• English
  • Italiano
CESIfo Workshop on The Economics of Philanthropy

The CESIfo Workshop on The Economics of Philanthropy will be held on 18 – 19 July 2016 on the island of San Servolo in the Bay of Venice, Italy. The workshop is organised by Kimberley Scharf and Mirco Tonin. The deadline for submission is December 22, 2015.

CESifo will provide accommodation, and will reimburse economy travel costs, for all participants with accepted papers. All CESifo Research Network members are invited to participate, but are expected to provide their own funding for travel and accommodation.
For more information please consult www.cesifo.org/venice


In many societies, a large fraction of the population is involved in philanthropic activities like charitable giving or volunteering, as recipients or providers. Accompanying this are significant levels of public support for such activities. Yet in spite of this, the evidence base is inadequate. For example, there is no conclusive evidence about what motivates charitable giving and engagement in philanthropic activities. Various explanations have been proposed, ranging from pure altruism and ‘warm glow’ to social pressure and signalling, but a deeper understanding of what drives people’s motives is essential to evaluate the welfare effects of philanthropic activities and, therefore, to design appropriate policies.

Likewise, for profit corporations engage more and more in philanthropy, but we know little of the drivers behind this activity. Is it a genuine concern towards stakeholders and the long-term reputation of the company? Is it an attempt to gain the favour of customers, regulators or employees and, thus, potentially consistent with profit maximization? Or is it a corporate governance issue, with executives buying photo opportunities with shareholders’ money?

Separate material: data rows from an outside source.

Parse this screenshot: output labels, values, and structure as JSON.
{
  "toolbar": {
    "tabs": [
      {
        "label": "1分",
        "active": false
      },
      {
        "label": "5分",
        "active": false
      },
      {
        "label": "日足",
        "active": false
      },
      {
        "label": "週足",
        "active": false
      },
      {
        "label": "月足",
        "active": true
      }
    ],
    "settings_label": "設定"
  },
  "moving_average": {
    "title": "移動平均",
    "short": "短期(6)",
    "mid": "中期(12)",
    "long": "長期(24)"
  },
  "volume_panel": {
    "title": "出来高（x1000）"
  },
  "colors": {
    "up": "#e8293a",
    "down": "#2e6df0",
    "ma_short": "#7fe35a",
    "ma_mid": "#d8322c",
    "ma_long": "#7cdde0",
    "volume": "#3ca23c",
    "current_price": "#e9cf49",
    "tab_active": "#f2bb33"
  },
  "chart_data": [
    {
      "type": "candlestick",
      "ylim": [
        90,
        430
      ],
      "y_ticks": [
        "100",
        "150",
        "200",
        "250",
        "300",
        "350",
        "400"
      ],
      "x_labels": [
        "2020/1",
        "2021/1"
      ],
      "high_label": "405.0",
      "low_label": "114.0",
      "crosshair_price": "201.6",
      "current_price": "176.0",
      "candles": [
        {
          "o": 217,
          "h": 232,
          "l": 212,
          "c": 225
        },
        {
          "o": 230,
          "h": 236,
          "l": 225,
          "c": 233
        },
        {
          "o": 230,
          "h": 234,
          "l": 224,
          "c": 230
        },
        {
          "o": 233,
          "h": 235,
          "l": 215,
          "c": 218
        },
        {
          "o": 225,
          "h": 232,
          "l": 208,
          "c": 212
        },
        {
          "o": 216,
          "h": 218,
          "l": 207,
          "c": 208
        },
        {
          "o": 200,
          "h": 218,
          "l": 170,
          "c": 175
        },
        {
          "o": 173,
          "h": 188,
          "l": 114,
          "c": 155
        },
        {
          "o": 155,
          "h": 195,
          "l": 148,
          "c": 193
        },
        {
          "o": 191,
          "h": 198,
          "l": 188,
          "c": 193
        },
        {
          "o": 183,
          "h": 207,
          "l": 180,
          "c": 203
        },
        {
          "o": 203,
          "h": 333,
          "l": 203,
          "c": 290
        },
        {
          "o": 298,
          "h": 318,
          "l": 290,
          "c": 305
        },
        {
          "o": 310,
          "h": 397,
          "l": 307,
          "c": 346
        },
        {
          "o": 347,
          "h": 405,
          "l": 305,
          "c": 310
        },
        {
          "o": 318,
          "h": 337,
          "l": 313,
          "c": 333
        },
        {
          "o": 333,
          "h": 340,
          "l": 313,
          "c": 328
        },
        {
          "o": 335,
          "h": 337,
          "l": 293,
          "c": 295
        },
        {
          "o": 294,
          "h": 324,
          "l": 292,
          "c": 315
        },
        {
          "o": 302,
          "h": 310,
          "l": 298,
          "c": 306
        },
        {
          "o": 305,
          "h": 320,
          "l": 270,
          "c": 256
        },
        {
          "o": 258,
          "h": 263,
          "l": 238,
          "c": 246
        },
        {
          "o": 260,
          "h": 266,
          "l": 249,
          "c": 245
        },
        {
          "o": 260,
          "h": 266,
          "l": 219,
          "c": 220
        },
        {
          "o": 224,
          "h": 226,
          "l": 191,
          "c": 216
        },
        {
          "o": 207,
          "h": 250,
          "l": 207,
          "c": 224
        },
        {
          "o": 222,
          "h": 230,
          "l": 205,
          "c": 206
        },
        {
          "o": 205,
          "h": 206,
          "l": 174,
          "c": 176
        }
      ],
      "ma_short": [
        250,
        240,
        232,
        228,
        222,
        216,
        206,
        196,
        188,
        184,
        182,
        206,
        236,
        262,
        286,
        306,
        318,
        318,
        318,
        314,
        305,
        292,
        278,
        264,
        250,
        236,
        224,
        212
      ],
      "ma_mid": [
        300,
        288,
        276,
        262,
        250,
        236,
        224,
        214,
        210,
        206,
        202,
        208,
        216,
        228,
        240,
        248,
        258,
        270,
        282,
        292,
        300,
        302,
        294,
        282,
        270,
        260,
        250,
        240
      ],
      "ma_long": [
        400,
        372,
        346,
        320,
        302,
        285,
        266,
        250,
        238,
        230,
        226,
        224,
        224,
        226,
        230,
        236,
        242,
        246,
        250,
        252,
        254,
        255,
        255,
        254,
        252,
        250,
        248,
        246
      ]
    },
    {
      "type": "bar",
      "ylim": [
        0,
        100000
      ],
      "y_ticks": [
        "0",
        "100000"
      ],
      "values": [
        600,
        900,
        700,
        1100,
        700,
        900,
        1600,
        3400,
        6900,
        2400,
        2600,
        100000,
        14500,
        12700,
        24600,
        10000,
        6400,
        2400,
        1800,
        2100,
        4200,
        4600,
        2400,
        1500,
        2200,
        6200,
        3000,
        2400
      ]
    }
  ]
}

Finally, the trend towards increased inequality in many developed countries has heightened tensions between the philanthropic pursuits of large and small donors. This has not only prompted a debate about whether tax relief provisions for charitable donations unduly favour higher-income donors – progressive taxation means that large donors take a more than proportional share of the public money spent on funding tax incentives for charitable contributions – but also a debate about the costs and benefits of diversity in the charitable sector and whether such diversity should be limited by imposing more restrictive criteria on charities and donations in determining their eligibility for preferential treatment under the law. Researchers investigating the economics of philanthropy as the topics suggested in the above general framework are invited to submit their papers for presentation at the conference.

Prossimi eventi

Nessun evento presente.